  2. They are confused in what we are asking them to do.
  3. We have mutated the signal/cue so much they no longer see it as a signal/cue.
  4. They have not been given enough opportunities to rehearse the response until it has become habit.
  5. The response has not been proofed.  
  6. They are not confident what to offer around distracting circumstances.

And the list goes on and on.

Wildland's Indiana Jones

Canadian TDX

My dogs and I have competed and earned numerous titles in:

  • Agility - AAC, USDAA, NADAC
  • Conformation - AKC/CKC 
  • Herding - AKC/CKC 
  • Obedience - AKC/CKC/UKC/WKC 
  • Rally - AKC/CKC/WRCL 
  • Schutzhund - USA
  • Tracking - CKC/AKC
  • Trick Dog - AKC/DMWYD

My dogs have passed their Canine Good Citizen, Virtual Home Manners, the American Temperament Test as well as being registered Therapy Dogs.  Indiana received the JET Award of Merit for heroism from the Belgian Sheepdog Club Of America.
Dogs have been my best teachers.  Each one has taught me something different about them, about dogs, and about training.  However, I have also learned from some of the best of the best in their specific sport.  The following are just a few:

Chris Bach - Click to see her 199 in Utility B - Multiple OTCh & 200's  
Elicia Calhoun - Click to see her and Tobi - Elicia is a 5 time National Champion, and 3 time World Champion.
Jo Gauthier -  National, and World Agility Competitor (Canada)
Lucie Desserault - National and World Agility Competitor (Canada)
Kathy Sdao - Marine Mammal Trainer 
Michelle Pouliot - Canine Musical Freestyle 

These are just a few of the many wonderful dog trainers and competitors that have influenced my training and philosophy.

I present workshops across the US and Canada in the following.  Each workshop includes Problem Solving And Proofing. ($250 per day + travel expenses)

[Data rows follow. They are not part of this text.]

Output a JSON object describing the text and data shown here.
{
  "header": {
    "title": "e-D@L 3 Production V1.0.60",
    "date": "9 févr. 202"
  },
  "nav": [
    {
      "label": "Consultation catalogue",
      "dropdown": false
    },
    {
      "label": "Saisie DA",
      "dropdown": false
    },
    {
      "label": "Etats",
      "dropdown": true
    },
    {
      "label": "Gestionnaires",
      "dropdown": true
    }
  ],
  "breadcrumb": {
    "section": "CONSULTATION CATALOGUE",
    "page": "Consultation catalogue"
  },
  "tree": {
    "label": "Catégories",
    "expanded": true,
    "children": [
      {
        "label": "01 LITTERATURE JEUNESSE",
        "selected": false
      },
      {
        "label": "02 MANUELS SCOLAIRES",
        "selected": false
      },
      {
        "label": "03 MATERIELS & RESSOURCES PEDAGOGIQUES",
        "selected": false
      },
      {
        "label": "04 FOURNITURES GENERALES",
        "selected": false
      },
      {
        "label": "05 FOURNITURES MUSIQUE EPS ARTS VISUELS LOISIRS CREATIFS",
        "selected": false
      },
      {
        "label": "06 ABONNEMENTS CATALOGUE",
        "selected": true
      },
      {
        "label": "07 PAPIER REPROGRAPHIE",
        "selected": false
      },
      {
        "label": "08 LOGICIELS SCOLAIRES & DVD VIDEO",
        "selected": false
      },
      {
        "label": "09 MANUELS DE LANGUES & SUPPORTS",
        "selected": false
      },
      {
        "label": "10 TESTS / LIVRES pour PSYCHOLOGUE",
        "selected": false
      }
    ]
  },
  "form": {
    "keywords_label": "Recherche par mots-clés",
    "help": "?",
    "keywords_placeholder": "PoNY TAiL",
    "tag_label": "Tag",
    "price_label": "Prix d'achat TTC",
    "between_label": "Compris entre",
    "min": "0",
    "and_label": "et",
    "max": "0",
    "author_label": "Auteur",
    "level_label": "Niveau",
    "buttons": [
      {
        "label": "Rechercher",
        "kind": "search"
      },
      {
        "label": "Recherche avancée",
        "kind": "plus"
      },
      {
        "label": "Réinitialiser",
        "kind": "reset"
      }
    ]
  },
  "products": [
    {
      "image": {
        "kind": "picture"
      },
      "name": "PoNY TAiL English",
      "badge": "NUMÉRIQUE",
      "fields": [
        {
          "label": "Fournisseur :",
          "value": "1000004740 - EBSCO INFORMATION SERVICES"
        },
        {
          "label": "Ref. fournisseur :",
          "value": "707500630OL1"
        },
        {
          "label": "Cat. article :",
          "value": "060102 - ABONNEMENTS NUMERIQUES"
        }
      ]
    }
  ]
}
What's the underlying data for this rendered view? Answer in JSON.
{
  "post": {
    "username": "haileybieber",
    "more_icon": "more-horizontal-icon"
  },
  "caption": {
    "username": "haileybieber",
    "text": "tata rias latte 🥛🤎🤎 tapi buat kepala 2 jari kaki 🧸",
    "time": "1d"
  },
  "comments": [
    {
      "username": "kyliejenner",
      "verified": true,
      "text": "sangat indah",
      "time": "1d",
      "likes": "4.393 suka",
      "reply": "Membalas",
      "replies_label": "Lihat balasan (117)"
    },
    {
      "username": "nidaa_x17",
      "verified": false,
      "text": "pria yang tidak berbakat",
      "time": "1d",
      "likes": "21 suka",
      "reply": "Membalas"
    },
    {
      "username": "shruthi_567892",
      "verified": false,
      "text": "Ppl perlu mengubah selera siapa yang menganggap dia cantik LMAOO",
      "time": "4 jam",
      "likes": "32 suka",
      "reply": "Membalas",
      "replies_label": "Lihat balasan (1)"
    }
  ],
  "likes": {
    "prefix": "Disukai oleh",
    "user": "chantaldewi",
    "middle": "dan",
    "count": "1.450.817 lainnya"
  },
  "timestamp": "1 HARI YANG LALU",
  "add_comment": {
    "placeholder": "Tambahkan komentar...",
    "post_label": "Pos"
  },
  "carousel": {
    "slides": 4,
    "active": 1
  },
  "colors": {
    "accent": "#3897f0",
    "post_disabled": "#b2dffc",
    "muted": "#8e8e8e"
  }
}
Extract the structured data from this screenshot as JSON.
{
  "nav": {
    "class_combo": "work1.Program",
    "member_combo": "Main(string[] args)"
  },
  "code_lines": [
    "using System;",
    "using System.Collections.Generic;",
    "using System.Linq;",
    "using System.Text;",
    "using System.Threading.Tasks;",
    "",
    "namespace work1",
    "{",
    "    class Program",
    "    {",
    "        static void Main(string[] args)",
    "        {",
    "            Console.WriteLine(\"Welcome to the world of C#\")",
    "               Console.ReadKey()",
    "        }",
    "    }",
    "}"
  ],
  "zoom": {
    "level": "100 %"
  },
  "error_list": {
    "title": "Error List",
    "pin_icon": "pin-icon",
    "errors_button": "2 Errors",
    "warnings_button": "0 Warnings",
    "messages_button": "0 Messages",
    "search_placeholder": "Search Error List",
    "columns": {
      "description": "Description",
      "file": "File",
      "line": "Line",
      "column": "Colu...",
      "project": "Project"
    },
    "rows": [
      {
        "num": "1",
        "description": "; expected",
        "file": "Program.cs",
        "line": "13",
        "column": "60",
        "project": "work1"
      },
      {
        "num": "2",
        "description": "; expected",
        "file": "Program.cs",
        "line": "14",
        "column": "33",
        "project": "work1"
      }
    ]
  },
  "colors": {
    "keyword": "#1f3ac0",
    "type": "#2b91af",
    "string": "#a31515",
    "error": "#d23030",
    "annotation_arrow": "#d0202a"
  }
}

  • Introduction To Obstacles
  • The Course - Reading And Strategy
  • Advanced Handling And Strategy

  • Training For A TD And TDX

  • Developing A Strong Foundation
  • Novice Thru Utility/Rally Novice Thru Excellent

Help Me Cope! - A Unique Approach For Emotionally Unbalanced Dogs
  • Turning A Trigger Into A Cue
  • Understanding Drives And Sensitivities
  • Program Planning


(Released 1/22) Click here to buy it.  
Some topics include:
  • Understanding The Science Behind Teaching Dogs
  • Techniques To Teach And Communicate
  • Building A Reliable Cue System
  • The Science Of Choosing Cues And Signals
  • Teaching Foundation Skills
  • Understanding Focal Points
  • The 'What If ...' Theory
  • Proofing & Problem Solving

  • Understanding Emotional Instability
  • Teaching Foundation Behaviors
  • Using Reinforcement Appropriately
  • Developing A Game Plan

AGILITY (Out of print)
  • Introduction To Obstacles
  • Obedience For Agility
  • Handling Skills
  • Course Strategy

TRACKING (Out of print)
  • Training For A TDX

RALLY-ON (Out of print)
  • Negotiating The Signs
  • Handling Skills

  • Training Skills
  • Proper Interaction With Clients

I have written articles for Front & Finish magazine for over 10 years, and had numerous articles published in UKC Bloodlines as well as various breed-specific magazines.  The topics ranged from competing in Agility, Obedience, Tracking, and Rally to understanding and working with dogs who are emotionally affected by their environment.